The State Parks Board tentatively accepted the Tombstone Courthouse as a State Park pending acceptable agreement between the City of Tombstone, the Tombstone Restoration Commission, and the Parks Board. During the process of transferring the property, it was learned that the City of Tombstone did not own the land under the Courthouse as that land had originally been leased to the County for 99 years. The agreement was finalized and the City transferred the courthouse, its contents and the remainder of the 99-year lease on the property to the Board on August 1, 1959. Because of the restoration and rehabilitation work done by the Tombstone Restoration Commission, Tombstone Courthouse State Historic Park was ready to open to the public and was Arizona’s first operational State Park. Dell Lamb was the first Park Manager.

The Tombstone Restoration Commission transferred ownership of a lot across the street and east of the Courthouse to the Park Board on April 4, 1960. This lot has been continually been used for visitor parking. The old Law Offices located across the street and north of the Courthouse were acquired by State Parks on January 12, 1973. State Parks negotiated a lease for the property under the Courthouse from the mining company in 1981. The Agency continued to lease the property until it was purchased on January 25, 1994. The last parcel acquired for the Park was the Ed Schieffelin Monument site located 3 miles north and west of the City. This property was donated to State Parks on December 31, 2003.


How Allen Street Got It's Name

John Pie Allen

Allen Street was named for John B. Allen (John Brackett “Pie” Allen).  

John Brackett "Pie" Allen (October 22, 1818 – June 13, 1899) was an American prospector, businessman, and politician. Unsuccessful in his efforts as a prospector, he earned his nickname baking pies for settlers and soldiers in Arizona Territory. His business success made him a prominent territorial citizen and he served three terms in the Arizona Territorial Legislature, two terms as Mayor of Tucson, Arizona Territory, and was appointed Arizona Territorial Treasurer for six years.

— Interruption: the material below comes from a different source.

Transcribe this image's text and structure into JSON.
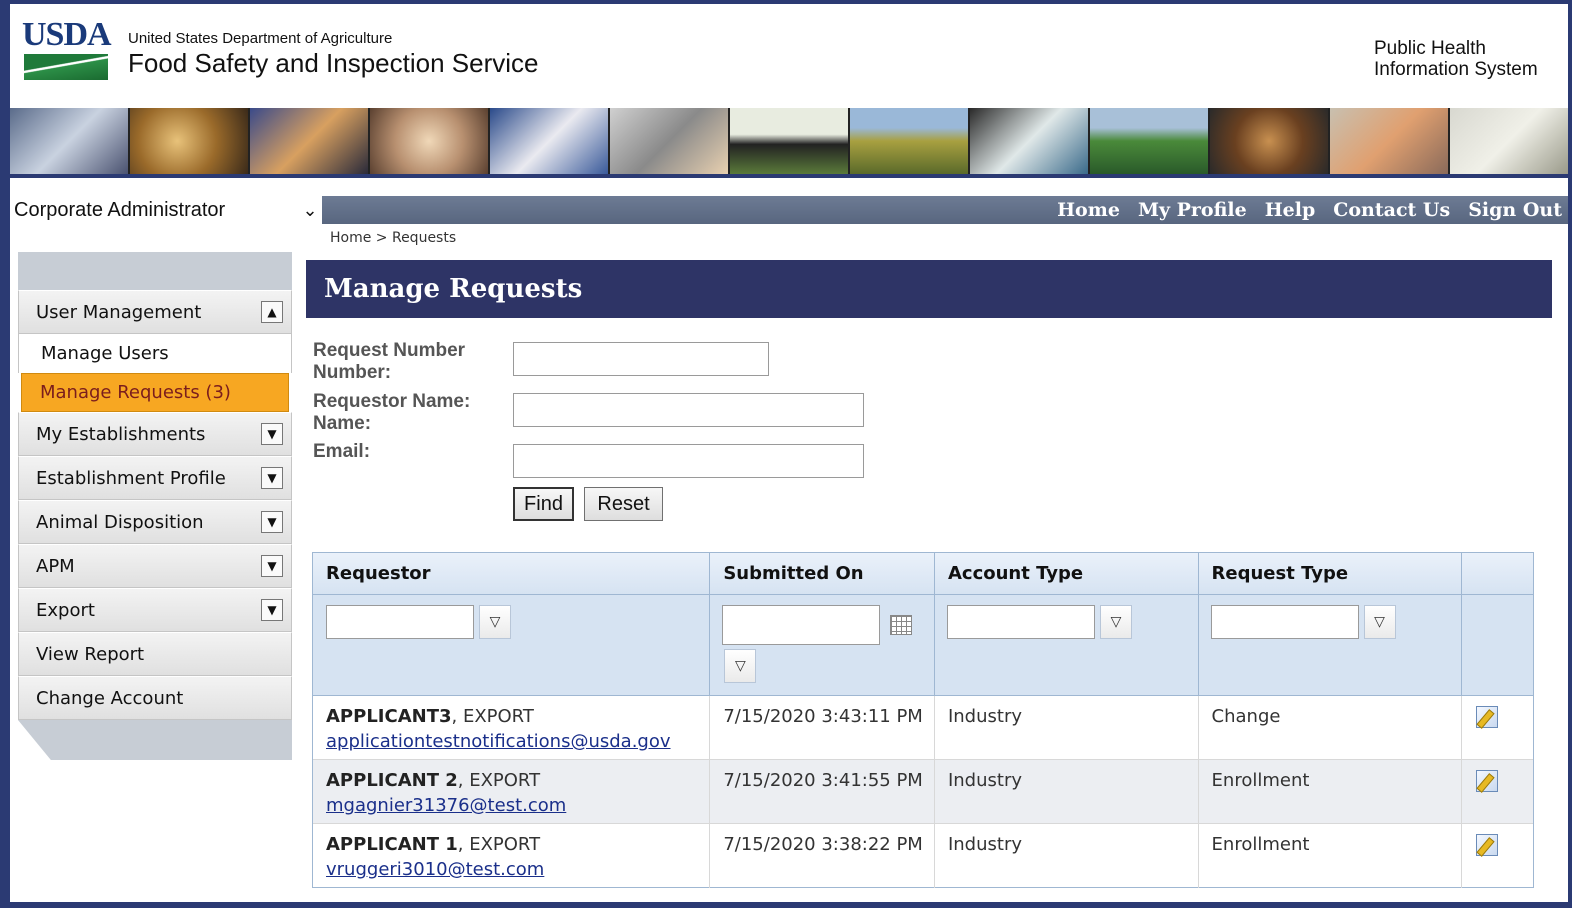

John B. Allen was rechristened "Pie" Allen based on his successful Tucson-area based pie business. He came to Arizona in 1857, attempting to make a fortune in gold in Yuma. He eventually came to Tucson and sold dried apple pies to the rough characters of the western town. With his proceeds, he later purchased a large ranch and alfalfa farm in Maricopa Wells and built a fine store in Tombstone. As his fame and fortune grew, he was elected to the Territorial Legislature and as Territorial Treasurer from 1867 to 1872 he balanced the books. As Adjutant General, he became known as "General Pie." He filled two terms as Mayor of Tucson. He was also known for his building projects and concern for forward looking projects.

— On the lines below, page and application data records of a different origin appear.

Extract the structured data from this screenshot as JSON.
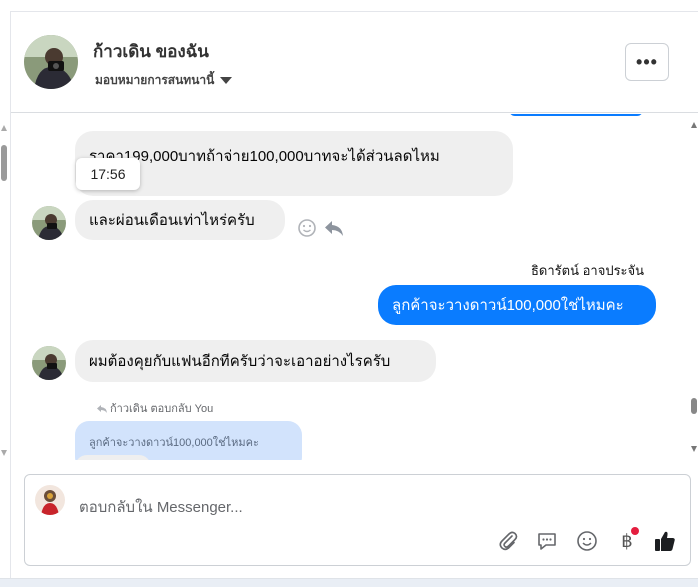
{
  "header": {
    "title": "ก้าวเดิน ของฉัน",
    "subtitle": "มอบหมายการสนทนานี้",
    "more_label": "•••"
  },
  "thread": {
    "messages": [
      {
        "direction": "in",
        "text": "ราคา199,000บาทถ้าจ่าย100,000บาทจะได้ส่วนลดไหม",
        "tooltip_time": "17:56"
      },
      {
        "direction": "in",
        "text": "และผ่อนเดือนเท่าไหร่ครับ"
      },
      {
        "direction": "out",
        "sender": "ธิดารัตน์ อาจประจัน",
        "text": "ลูกค้าจะวางดาวน์100,000ใช่ไหมคะ"
      },
      {
        "direction": "in",
        "text": "ผมต้องคุยกับแฟนอีกทีครับว่าจะเอาอย่างไรครับ"
      }
    ],
    "reply_meta": "ก้าวเดิน ตอบกลับ You",
    "quoted_text": "ลูกค้าจะวางดาวน์100,000ใช่ไหมคะ"
  },
  "composer": {
    "placeholder": "ตอบกลับใน Messenger...",
    "baht_symbol": "฿"
  },
  "colors": {
    "outgoing_bubble": "#0a7cff",
    "incoming_bubble": "#efefef",
    "quoted_bg": "#d2e3fc",
    "notification_dot": "#e41e3f"
  },
  "icons": [
    "paperclip-icon",
    "saved-reply-icon",
    "emoji-icon",
    "baht-icon",
    "like-icon",
    "react-icon",
    "reply-icon",
    "chevron-down-icon"
  ]
}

In 1899, Pie was dying of cancer and many citizens of Tucson hosted a honorary dinner for him. After dinner and pie, Pie was presented with a gift purchased by Zeckendorf and Company. It was understood that the man who had lived in the rough frontier would recognize his fate -- the gift was his already engraved tombstone and it was received well. He died within the month and was buried in a Tucson cemetery. When the city changed its laws and ordered the removal of bodies from cemeteries within the city limits, Pie's remains were not claimed by family members, nor was he buried in one of the fraternal sections. Pie was apparently not moved at all. Tucson archaeologist Homer Thiel says that only his sunken headstone was moved to county sections at the rear of Evergreen Cemetery along with the rest of the unclaimed.

Allen Street - Then and Now


Allen Street, Tombstone AZ  1929


Today, 1600+ residents call the city of Tombstone home. The climate is wonderful thanks to the Cochise County’s high desert. Each one of these year-round residents believe in heritage and history preservation of their authentic Wild West Town. 

Three Blocks of History!
Come For The History - Stay For the Fun!